▶ [Instructions for the task]:
Go through the data below. List every line that holds the word "fragColor".

Stored dataset items
=====

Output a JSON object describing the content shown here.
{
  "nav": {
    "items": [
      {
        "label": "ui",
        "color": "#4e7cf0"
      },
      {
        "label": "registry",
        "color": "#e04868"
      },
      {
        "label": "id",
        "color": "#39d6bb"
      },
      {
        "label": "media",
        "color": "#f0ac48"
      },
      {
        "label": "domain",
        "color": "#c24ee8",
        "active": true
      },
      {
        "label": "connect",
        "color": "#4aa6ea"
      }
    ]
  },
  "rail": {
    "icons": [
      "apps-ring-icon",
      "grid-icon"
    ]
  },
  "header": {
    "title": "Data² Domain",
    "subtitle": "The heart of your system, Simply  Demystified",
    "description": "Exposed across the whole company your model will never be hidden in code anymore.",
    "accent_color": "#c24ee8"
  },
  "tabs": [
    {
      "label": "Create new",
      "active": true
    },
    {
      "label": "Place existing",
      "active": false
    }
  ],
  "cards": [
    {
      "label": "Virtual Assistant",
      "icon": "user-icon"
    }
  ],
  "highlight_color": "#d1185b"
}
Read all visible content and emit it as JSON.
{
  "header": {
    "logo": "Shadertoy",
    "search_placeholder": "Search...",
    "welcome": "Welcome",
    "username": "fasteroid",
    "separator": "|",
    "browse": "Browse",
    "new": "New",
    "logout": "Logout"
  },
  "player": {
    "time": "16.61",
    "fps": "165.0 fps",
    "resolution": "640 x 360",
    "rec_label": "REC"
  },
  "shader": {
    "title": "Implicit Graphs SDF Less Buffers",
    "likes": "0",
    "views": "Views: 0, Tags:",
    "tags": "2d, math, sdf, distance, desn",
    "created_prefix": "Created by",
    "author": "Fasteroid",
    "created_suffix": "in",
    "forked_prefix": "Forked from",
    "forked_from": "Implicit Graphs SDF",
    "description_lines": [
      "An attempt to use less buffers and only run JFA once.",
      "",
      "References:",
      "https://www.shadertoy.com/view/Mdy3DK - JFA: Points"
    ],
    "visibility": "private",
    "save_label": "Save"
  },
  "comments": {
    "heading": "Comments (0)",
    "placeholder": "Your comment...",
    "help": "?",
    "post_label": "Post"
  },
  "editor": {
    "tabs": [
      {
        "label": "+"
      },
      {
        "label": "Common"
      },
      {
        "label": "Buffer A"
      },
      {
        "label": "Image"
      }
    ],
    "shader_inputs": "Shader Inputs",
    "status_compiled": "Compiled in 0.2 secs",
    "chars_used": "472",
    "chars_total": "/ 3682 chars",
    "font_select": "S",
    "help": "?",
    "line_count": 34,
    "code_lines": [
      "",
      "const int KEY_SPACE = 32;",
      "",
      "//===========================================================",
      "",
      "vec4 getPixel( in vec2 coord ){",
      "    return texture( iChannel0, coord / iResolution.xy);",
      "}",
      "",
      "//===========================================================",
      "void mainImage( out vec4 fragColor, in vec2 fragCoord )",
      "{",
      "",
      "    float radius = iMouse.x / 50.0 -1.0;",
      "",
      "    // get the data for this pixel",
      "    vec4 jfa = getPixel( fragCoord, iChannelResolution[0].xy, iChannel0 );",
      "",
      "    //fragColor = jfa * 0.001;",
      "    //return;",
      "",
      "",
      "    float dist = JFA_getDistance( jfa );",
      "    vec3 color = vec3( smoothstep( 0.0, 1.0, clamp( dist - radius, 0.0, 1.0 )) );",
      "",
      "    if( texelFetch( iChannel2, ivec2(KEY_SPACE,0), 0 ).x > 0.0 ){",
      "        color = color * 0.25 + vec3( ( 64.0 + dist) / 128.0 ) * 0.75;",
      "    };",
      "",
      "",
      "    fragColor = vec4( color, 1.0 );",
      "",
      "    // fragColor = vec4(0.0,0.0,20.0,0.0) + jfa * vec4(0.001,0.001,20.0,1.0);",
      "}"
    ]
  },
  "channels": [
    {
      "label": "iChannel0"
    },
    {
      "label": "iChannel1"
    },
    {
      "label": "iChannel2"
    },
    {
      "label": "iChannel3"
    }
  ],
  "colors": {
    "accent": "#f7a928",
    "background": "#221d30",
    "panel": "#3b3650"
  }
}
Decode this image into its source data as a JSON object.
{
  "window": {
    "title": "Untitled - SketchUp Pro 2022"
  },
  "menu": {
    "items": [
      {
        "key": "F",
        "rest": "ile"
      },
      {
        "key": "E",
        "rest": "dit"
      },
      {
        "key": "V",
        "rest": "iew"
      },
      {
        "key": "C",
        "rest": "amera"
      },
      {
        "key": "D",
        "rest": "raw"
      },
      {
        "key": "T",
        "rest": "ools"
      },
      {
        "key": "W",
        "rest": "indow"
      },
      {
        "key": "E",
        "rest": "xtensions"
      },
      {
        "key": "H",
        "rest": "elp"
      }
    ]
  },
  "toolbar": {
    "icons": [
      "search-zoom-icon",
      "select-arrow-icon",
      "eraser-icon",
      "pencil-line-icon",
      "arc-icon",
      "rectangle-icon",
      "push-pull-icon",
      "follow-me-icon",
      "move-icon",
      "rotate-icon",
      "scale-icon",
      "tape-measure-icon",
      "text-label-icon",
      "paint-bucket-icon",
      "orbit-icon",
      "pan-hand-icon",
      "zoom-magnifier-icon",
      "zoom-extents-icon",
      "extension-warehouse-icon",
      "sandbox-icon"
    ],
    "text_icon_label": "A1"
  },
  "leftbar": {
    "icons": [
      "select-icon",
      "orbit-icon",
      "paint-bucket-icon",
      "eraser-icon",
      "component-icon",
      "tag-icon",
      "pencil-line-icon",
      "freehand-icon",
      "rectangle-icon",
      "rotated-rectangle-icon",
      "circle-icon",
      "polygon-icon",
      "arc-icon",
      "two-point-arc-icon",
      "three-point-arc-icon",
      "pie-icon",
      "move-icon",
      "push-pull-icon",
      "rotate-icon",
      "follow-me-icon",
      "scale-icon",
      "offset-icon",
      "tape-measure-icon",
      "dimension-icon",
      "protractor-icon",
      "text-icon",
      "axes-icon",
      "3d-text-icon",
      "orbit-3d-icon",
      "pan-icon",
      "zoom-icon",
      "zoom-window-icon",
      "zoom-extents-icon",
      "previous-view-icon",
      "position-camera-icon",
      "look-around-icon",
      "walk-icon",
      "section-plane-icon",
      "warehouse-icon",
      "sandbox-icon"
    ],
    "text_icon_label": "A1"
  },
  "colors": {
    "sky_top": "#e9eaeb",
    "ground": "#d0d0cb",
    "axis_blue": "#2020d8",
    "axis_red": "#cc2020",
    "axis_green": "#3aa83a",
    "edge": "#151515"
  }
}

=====

▶ [Answer to this exercise]:
      "void mainImage( out vec4 fragColor, in vec2 fragCoord )",
      "    //fragColor = jfa * 0.001;",
      "    fragColor = vec4( color, 1.0 );",
      "    // fragColor = vec4(0.0,0.0,20.0,0.0) + jfa * vec4(0.001,0.001,20.0,1.0);",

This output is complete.